Assignment: The word "Time" marks the lines you need; copy each of them from the data.

Information shown:
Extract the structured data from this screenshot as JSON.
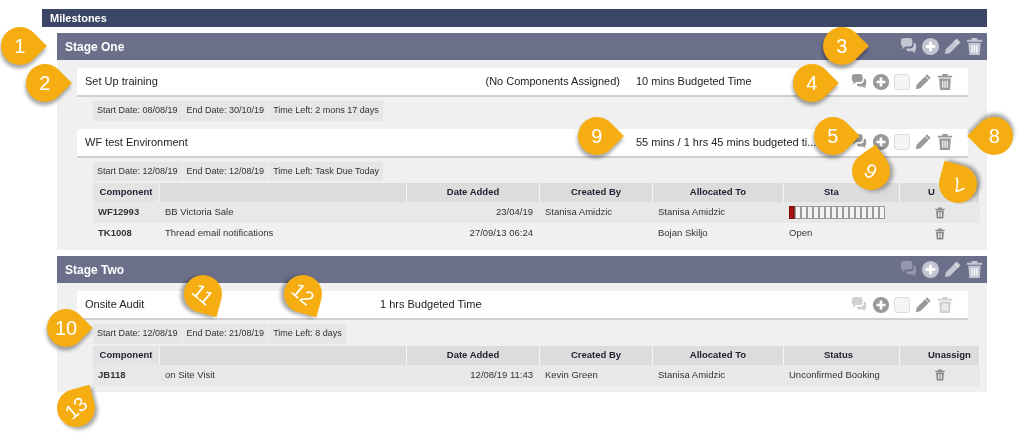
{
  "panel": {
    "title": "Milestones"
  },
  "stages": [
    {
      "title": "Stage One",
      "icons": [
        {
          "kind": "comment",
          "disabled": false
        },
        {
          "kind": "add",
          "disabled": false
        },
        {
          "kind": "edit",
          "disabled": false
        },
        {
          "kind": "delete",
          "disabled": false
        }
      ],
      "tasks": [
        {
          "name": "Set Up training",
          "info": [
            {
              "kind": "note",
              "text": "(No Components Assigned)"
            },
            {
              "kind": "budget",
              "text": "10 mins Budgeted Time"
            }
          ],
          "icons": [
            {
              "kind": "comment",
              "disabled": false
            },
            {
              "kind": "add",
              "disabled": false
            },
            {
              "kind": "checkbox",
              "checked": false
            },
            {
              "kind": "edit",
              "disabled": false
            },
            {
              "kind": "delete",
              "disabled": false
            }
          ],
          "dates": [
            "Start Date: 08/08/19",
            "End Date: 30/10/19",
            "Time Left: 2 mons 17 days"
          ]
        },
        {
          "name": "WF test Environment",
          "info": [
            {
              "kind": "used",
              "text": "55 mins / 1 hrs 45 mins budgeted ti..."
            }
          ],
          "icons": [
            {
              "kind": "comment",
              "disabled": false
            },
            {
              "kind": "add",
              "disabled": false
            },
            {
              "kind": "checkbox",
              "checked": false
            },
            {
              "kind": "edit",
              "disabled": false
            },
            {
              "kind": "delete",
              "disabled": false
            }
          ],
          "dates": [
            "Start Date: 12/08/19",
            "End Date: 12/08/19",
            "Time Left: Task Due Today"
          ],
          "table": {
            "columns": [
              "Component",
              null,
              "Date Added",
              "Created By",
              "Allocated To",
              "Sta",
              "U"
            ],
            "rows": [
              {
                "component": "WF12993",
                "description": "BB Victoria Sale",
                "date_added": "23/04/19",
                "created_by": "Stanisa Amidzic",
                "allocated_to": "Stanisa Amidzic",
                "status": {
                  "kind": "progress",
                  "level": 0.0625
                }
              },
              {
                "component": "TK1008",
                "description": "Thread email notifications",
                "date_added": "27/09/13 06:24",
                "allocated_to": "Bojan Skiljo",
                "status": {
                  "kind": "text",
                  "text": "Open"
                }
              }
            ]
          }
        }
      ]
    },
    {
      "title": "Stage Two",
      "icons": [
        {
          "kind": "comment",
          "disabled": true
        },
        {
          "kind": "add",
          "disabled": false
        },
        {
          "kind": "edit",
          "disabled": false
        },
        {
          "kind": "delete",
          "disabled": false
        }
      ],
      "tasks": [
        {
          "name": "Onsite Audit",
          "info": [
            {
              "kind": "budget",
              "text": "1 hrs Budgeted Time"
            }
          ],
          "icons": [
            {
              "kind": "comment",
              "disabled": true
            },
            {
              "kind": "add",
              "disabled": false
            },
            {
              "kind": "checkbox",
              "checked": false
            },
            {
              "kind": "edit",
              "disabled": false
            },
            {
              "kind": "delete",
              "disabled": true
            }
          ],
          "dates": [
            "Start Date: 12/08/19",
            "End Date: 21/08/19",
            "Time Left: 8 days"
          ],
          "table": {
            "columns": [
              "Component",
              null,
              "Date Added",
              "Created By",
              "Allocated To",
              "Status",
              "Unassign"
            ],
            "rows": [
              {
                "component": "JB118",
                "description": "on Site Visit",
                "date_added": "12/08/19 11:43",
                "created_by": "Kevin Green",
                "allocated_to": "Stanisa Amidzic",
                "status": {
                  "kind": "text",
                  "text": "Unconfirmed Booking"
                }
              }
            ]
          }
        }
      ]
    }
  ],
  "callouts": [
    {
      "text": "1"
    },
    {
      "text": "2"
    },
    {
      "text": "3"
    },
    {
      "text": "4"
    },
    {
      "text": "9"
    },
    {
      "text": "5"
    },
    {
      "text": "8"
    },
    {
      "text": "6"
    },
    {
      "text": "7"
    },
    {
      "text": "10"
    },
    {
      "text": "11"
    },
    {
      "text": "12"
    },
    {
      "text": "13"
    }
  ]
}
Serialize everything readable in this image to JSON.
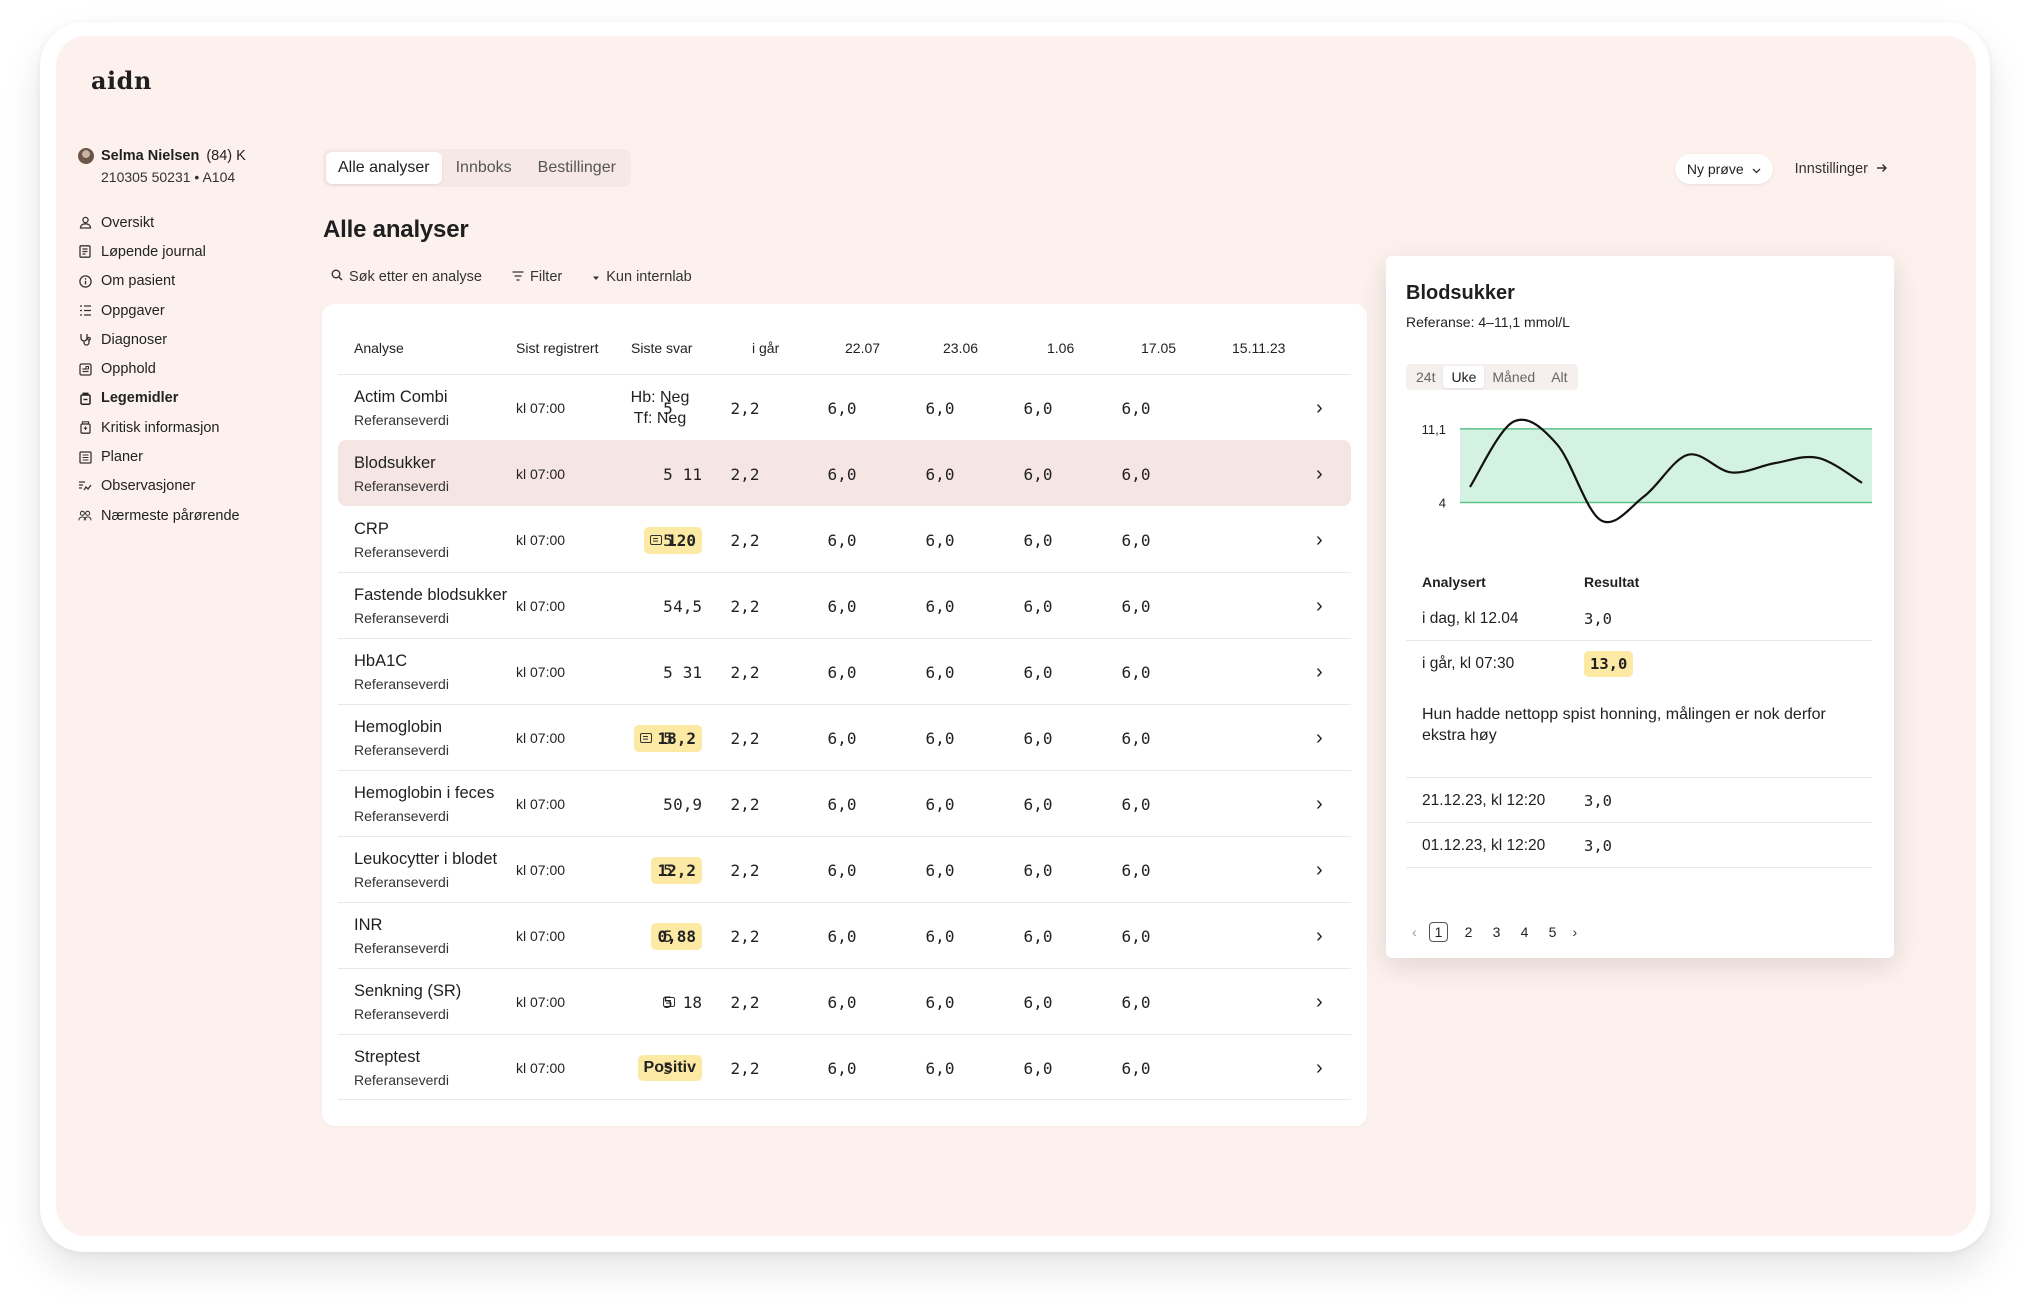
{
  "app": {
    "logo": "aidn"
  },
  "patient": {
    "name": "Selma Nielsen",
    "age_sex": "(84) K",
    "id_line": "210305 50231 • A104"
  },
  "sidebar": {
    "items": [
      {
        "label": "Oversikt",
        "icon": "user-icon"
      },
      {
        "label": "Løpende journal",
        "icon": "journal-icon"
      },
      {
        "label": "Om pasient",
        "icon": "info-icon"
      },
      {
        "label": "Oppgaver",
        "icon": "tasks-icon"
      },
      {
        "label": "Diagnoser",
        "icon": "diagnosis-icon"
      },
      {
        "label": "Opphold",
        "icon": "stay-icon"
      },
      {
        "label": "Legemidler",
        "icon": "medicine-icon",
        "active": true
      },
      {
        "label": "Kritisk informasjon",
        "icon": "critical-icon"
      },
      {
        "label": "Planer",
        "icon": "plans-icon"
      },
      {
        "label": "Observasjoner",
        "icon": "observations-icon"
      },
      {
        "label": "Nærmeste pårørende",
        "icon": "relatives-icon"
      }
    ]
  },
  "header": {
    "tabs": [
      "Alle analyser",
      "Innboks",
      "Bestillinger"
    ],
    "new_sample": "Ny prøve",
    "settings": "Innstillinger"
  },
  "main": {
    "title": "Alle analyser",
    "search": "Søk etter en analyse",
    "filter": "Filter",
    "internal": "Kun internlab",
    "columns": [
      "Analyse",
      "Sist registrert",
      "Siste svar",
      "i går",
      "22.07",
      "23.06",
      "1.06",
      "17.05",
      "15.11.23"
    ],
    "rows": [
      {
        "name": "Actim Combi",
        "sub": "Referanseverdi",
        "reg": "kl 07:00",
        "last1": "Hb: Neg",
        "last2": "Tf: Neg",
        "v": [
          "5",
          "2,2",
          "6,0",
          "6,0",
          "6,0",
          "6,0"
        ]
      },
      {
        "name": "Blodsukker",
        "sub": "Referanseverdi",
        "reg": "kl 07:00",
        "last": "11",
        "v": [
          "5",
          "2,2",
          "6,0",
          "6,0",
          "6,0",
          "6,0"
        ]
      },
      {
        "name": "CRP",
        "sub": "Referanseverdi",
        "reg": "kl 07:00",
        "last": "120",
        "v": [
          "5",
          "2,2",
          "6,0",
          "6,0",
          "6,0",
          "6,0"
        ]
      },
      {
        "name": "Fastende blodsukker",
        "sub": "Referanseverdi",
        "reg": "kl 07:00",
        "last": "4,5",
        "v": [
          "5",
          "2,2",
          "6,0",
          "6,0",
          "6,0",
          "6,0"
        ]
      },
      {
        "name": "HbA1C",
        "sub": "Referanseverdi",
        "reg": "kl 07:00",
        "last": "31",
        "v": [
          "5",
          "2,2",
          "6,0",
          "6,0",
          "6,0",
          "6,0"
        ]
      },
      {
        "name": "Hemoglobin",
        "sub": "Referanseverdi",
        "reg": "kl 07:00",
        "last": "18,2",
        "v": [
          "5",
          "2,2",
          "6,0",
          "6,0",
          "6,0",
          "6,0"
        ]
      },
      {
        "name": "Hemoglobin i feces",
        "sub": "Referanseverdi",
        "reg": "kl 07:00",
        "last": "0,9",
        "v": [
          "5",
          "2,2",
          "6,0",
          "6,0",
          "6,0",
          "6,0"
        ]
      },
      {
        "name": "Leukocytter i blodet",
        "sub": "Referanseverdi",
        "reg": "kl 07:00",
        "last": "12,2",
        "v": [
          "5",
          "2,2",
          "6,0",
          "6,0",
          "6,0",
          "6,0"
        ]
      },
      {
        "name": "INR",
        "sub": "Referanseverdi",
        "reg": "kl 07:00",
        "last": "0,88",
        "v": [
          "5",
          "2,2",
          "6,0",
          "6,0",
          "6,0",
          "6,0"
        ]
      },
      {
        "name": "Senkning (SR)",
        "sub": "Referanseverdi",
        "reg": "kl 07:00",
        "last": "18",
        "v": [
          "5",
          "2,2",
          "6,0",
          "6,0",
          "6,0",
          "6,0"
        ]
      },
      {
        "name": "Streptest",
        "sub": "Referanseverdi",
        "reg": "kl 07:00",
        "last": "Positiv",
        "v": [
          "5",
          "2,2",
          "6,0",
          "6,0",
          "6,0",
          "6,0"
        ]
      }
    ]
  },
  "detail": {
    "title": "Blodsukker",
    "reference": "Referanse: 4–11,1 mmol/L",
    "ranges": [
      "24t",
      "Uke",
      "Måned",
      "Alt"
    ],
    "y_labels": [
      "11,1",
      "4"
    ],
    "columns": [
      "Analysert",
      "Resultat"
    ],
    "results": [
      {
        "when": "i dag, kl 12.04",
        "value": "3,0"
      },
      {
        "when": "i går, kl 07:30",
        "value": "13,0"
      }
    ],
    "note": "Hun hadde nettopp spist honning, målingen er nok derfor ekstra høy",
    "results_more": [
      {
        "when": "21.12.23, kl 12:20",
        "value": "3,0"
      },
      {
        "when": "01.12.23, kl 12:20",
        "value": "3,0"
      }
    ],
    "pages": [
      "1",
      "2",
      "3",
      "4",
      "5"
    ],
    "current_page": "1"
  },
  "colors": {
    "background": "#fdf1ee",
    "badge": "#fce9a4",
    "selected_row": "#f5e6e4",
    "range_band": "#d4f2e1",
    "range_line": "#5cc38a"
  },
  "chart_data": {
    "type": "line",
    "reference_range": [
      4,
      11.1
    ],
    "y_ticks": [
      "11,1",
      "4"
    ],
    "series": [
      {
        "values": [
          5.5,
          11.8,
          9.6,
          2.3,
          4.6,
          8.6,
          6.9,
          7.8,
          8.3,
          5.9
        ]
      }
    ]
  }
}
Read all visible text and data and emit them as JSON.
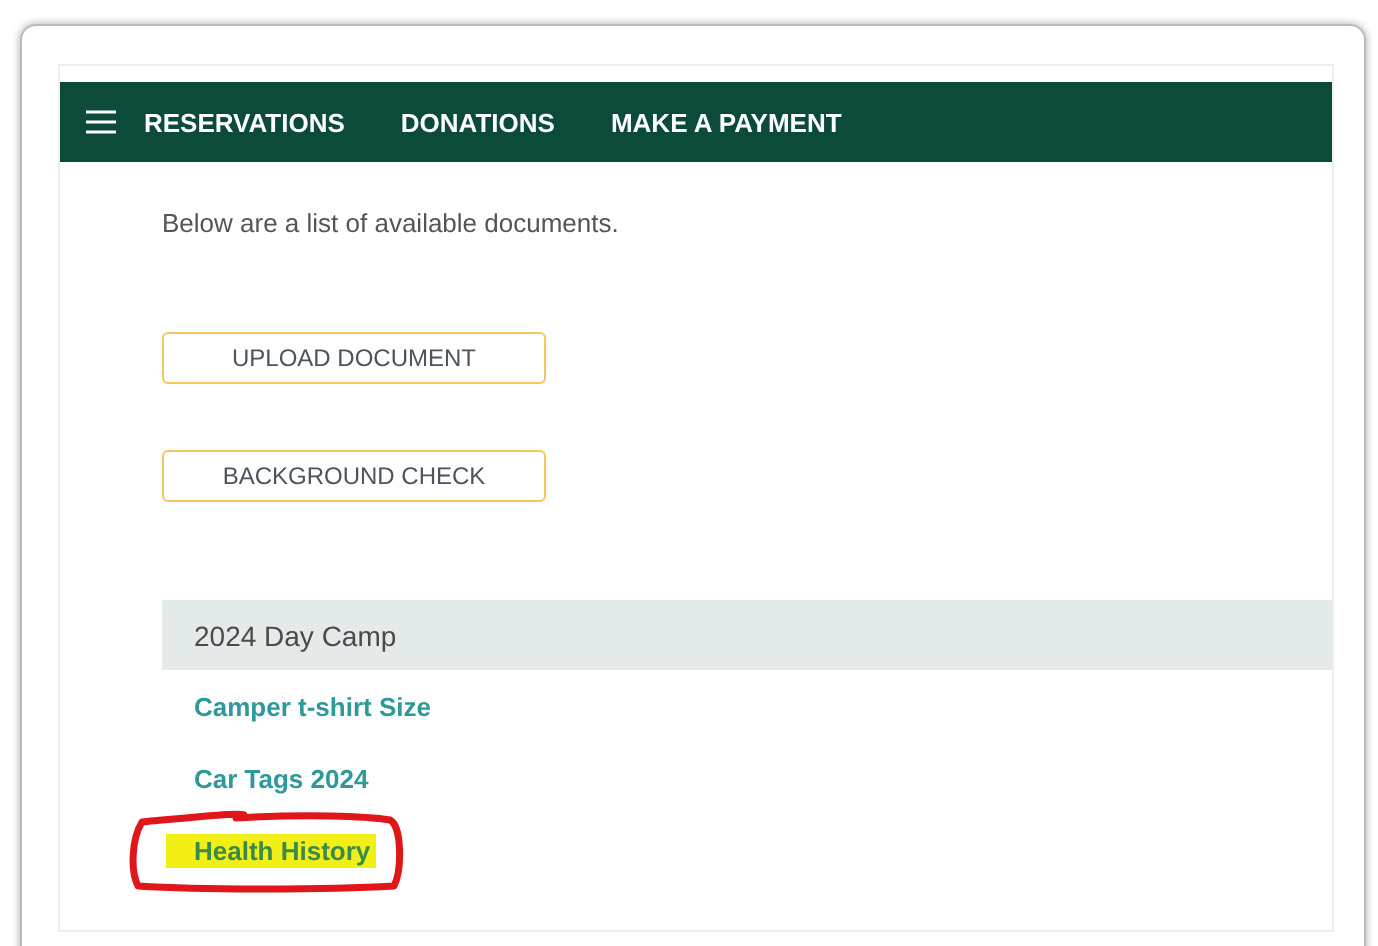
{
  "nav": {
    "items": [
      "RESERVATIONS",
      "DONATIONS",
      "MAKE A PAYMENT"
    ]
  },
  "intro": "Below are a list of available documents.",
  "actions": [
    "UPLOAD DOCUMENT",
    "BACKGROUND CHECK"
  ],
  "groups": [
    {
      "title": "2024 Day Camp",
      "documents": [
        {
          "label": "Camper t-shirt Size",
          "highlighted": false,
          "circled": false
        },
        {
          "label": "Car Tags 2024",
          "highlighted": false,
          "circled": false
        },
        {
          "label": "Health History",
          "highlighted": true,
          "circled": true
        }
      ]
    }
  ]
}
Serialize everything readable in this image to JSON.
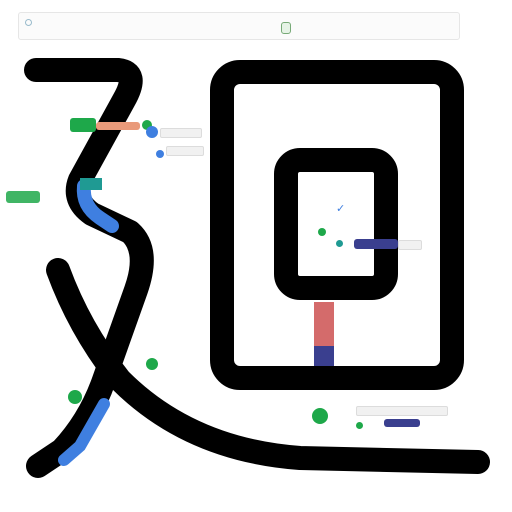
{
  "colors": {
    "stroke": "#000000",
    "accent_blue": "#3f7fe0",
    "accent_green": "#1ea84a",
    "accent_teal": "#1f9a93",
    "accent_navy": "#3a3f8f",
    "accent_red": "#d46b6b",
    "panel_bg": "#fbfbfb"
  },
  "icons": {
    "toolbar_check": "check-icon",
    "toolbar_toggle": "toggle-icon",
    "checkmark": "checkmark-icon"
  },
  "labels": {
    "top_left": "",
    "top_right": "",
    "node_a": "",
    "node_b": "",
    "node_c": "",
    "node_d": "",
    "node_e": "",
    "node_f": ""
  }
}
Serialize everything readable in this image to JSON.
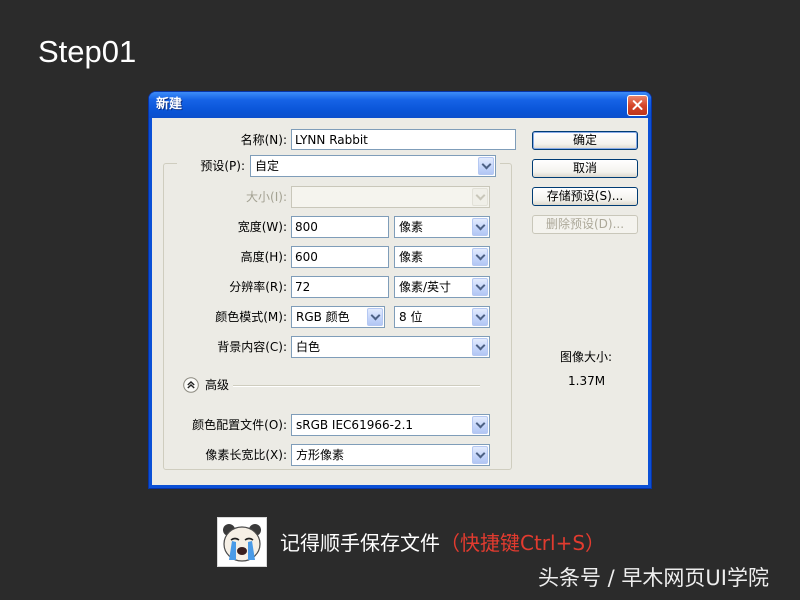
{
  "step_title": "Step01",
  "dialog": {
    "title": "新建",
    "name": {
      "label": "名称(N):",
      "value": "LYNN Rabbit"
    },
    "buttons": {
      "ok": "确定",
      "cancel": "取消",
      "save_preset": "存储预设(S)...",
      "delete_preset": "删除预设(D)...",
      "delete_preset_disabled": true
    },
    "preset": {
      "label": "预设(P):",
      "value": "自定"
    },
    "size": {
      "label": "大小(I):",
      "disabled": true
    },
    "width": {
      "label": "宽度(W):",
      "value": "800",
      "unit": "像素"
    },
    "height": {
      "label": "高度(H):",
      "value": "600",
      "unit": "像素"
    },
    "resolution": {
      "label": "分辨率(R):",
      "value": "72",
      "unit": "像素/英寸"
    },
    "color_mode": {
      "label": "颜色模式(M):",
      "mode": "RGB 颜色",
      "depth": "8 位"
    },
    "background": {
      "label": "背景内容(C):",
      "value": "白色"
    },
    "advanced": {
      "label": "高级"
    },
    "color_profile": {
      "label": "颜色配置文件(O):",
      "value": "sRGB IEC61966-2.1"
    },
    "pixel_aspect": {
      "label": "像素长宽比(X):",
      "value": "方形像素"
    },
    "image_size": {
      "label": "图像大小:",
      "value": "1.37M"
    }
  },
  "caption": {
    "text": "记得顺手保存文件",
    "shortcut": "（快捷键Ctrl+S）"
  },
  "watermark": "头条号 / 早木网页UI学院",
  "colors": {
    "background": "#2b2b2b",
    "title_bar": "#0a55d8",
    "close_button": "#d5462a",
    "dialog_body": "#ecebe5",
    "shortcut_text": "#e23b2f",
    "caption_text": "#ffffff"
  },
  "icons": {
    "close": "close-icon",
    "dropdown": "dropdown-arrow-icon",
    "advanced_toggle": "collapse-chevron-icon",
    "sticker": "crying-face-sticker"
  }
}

Task solution:
              "text": "10 mins Budgeted Time"
            "Time Left: 2 mons 17 days"
            "Time Left: Task Due Today"
              "text": "1 hrs Budgeted Time"
            "Time Left: 8 days"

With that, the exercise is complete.